In July of 2007, on the occasion of his 45th year in the business, 75-year-old Valentino Garavani hosted a 3-day extravaganza in Rome, inviting the movers and shakers of the international fashion scene and a galaxy of stars to join him. First on the agenda was a retrospective at the Ara Pacis museum. Covering the red carpet was a fantasy for me, with such luminaries as Uma Thurman, Sarah Jessica Parker, Anne Hathaway, Claire Danes, Jennifer Hudson, Eva Mendes, Elle Macpherson, Princess Caroline of Monaco, Princess Marie-Chantal of Greece and designers like Karl Lagerfeld, Tom Ford, Diane con Furstenberg, Carolina Herrera, and Zac Posen all there to sing Valentino praises. After the opening, Valentino and his business partner Giancarlo Giametti hosted an exclusive outdoor dinner party at the historic Temple of Venus, on a mammoth terrazzo facing the Colosseum, The even was staged by Dante Ferretti, who created sets for the likes of Fellini. 800 guests dined on a sumptuous buffet dinner and the champagne flowed. Just past midnight, an aerial dance show began. To the strains of opera, artists clad in flowing red Valentino gowns sailed through the night sky. The performance culminated in a seemingly endless display of fireworks. The next night, there was a sit-down dinner for one thousand at the Parco dei Daini of the Villa Borghese, a masterpiece of Italian garden architecture. Legends from Joan Collins to Mick Jagger were in attendance, but I got a special thrill from meeting one of my old childhood idols, Gina Lollabrigida. It was, quite possibly, the party of the century.

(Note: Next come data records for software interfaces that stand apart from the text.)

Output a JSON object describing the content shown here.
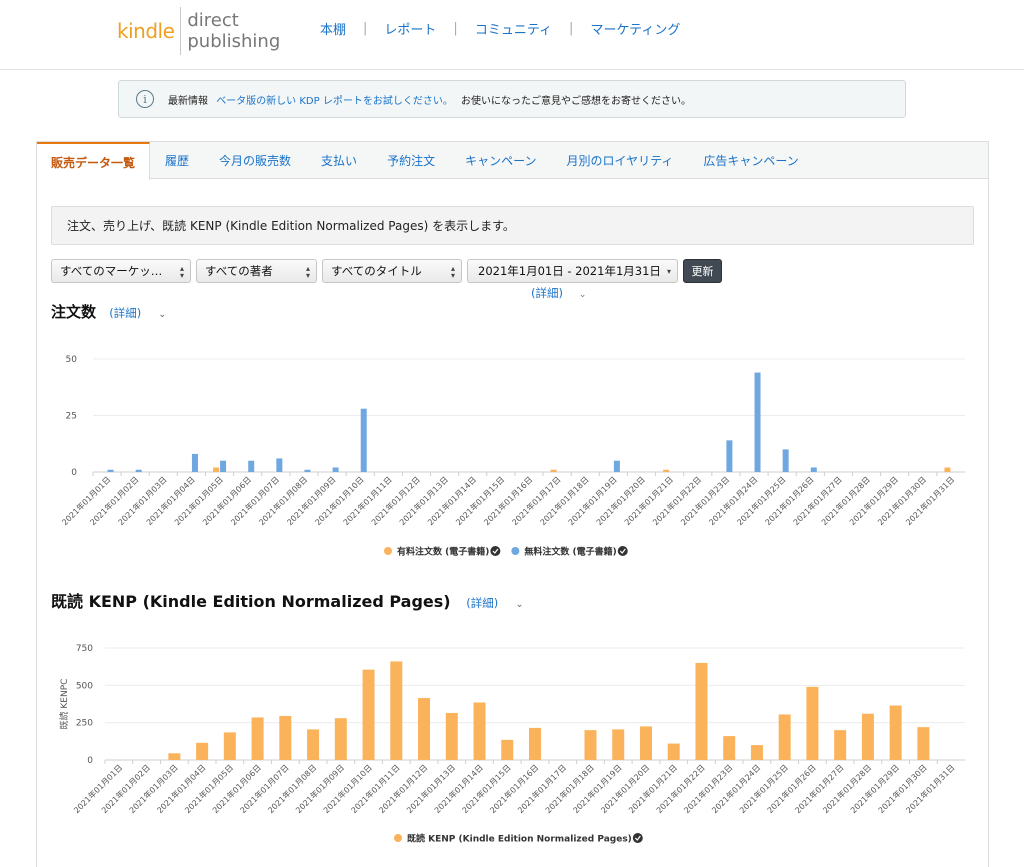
{
  "header": {
    "logo_kindle": "kindle",
    "logo_line1": "direct",
    "logo_line2": "publishing",
    "nav": [
      "本棚",
      "レポート",
      "コミュニティ",
      "マーケティング"
    ],
    "nav_sep": "|"
  },
  "banner": {
    "icon": "i",
    "prefix": "最新情報",
    "link": "ベータ版の新しい KDP レポートをお試しください。",
    "suffix": "お使いになったご意見やご感想をお寄せください。"
  },
  "tabs": [
    "販売データ一覧",
    "履歴",
    "今月の販売数",
    "支払い",
    "予約注文",
    "キャンペーン",
    "月別のロイヤリティ",
    "広告キャンペーン"
  ],
  "description": "注文、売り上げ、既読 KENP (Kindle Edition Normalized Pages) を表示します。",
  "filters": {
    "marketplace": "すべてのマーケッ…",
    "author": "すべての著者",
    "title": "すべてのタイトル",
    "date_range": "2021年1月01日 - 2021年1月31日",
    "update_button": "更新",
    "detail_link": "(詳細)"
  },
  "orders_section": {
    "heading": "注文数",
    "detail_link": "(詳細)"
  },
  "kenp_section": {
    "heading": "既読 KENP (Kindle Edition Normalized Pages)",
    "detail_link": "(詳細)"
  },
  "colors": {
    "accent": "#e47911",
    "link": "#1a73c8",
    "orange_bar": "#fbb35b",
    "blue_bar": "#6fa8e0"
  },
  "chart_data": [
    {
      "type": "bar",
      "categories": [
        "2021年01月01日",
        "2021年01月02日",
        "2021年01月03日",
        "2021年01月04日",
        "2021年01月05日",
        "2021年01月06日",
        "2021年01月07日",
        "2021年01月08日",
        "2021年01月09日",
        "2021年01月10日",
        "2021年01月11日",
        "2021年01月12日",
        "2021年01月13日",
        "2021年01月14日",
        "2021年01月15日",
        "2021年01月16日",
        "2021年01月17日",
        "2021年01月18日",
        "2021年01月19日",
        "2021年01月20日",
        "2021年01月21日",
        "2021年01月22日",
        "2021年01月23日",
        "2021年01月24日",
        "2021年01月25日",
        "2021年01月26日",
        "2021年01月27日",
        "2021年01月28日",
        "2021年01月29日",
        "2021年01月30日",
        "2021年01月31日"
      ],
      "series": [
        {
          "name": "有料注文数 (電子書籍)",
          "color": "#fbb35b",
          "values": [
            0,
            0,
            0,
            0,
            2,
            0,
            0,
            0,
            0,
            0,
            0,
            0,
            0,
            0,
            0,
            0,
            1,
            0,
            0,
            0,
            1,
            0,
            0,
            0,
            0,
            0,
            0,
            0,
            0,
            0,
            2
          ]
        },
        {
          "name": "無料注文数 (電子書籍)",
          "color": "#6fa8e0",
          "values": [
            1,
            1,
            0,
            8,
            5,
            5,
            6,
            1,
            2,
            28,
            0,
            0,
            0,
            0,
            0,
            0,
            0,
            0,
            5,
            0,
            0,
            0,
            14,
            44,
            10,
            2,
            0,
            0,
            0,
            0,
            0
          ]
        }
      ],
      "yticks": [
        0,
        25,
        50
      ],
      "ylim": [
        0,
        50
      ],
      "legend": "bottom",
      "grid": true
    },
    {
      "type": "bar",
      "categories": [
        "2021年01月01日",
        "2021年01月02日",
        "2021年01月03日",
        "2021年01月04日",
        "2021年01月05日",
        "2021年01月06日",
        "2021年01月07日",
        "2021年01月08日",
        "2021年01月09日",
        "2021年01月10日",
        "2021年01月11日",
        "2021年01月12日",
        "2021年01月13日",
        "2021年01月14日",
        "2021年01月15日",
        "2021年01月16日",
        "2021年01月17日",
        "2021年01月18日",
        "2021年01月19日",
        "2021年01月20日",
        "2021年01月21日",
        "2021年01月22日",
        "2021年01月23日",
        "2021年01月24日",
        "2021年01月25日",
        "2021年01月26日",
        "2021年01月27日",
        "2021年01月28日",
        "2021年01月29日",
        "2021年01月30日",
        "2021年01月31日"
      ],
      "series": [
        {
          "name": "既読 KENP (Kindle Edition Normalized Pages)",
          "color": "#fbb35b",
          "values": [
            0,
            0,
            45,
            115,
            185,
            285,
            295,
            205,
            280,
            605,
            660,
            415,
            315,
            385,
            135,
            215,
            0,
            200,
            205,
            225,
            110,
            650,
            160,
            100,
            305,
            490,
            200,
            310,
            365,
            220,
            0
          ]
        }
      ],
      "ylabel": "既読 KENPC",
      "yticks": [
        0,
        250,
        500,
        750
      ],
      "ylim": [
        0,
        750
      ],
      "legend": "bottom",
      "grid": true
    }
  ]
}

Spending quality time with some of the legendary designers I’ve met over the years has been my work’s most luxurious gift. The memories of personal conversations I’ve had with these visionaries, and the way they’ve inspired me with their relentless passion and unique perspectives has provided me with incomparable joy. While it’s hard to choose just one of these precious encounters, I’d have to say it was the dinner conversation I shared with the late Alexander McQueen in San Francisco in May of 2006 that I cherish the most. McQueen had been invited to the Academy of Art University to receive an honourary doctorate, and the school, knowing that he and I had a good relationship, invited me to fly out for the celebration. We had a great interview that afternoon in his hotel room, in which he talked about how he’d turned over a new leave, abandoning his reckless, bad boy image and embracing a more spiritual philosophy of growth and compassion. That night, at his behest, we were seated next to each other at a big dinner at the ritzy Postrio restaurant. For the duration of the meal, we had the most intimate dialogue—sharing hopes and dreams, fears and insecurities. We discovered our birthdays were just two days apart, and decided we were kindred spirits. I was touched by McQueen’s sensitivity—his profound insights, and ultimate vulnerability. Our time together flew, but what he left me with will last a lifetime. Beyond the bling and the beautiful people, the sensational spectacles and exotic locales, this is the aspect of the luxurious life in fashion that I’ve come to savour above all else.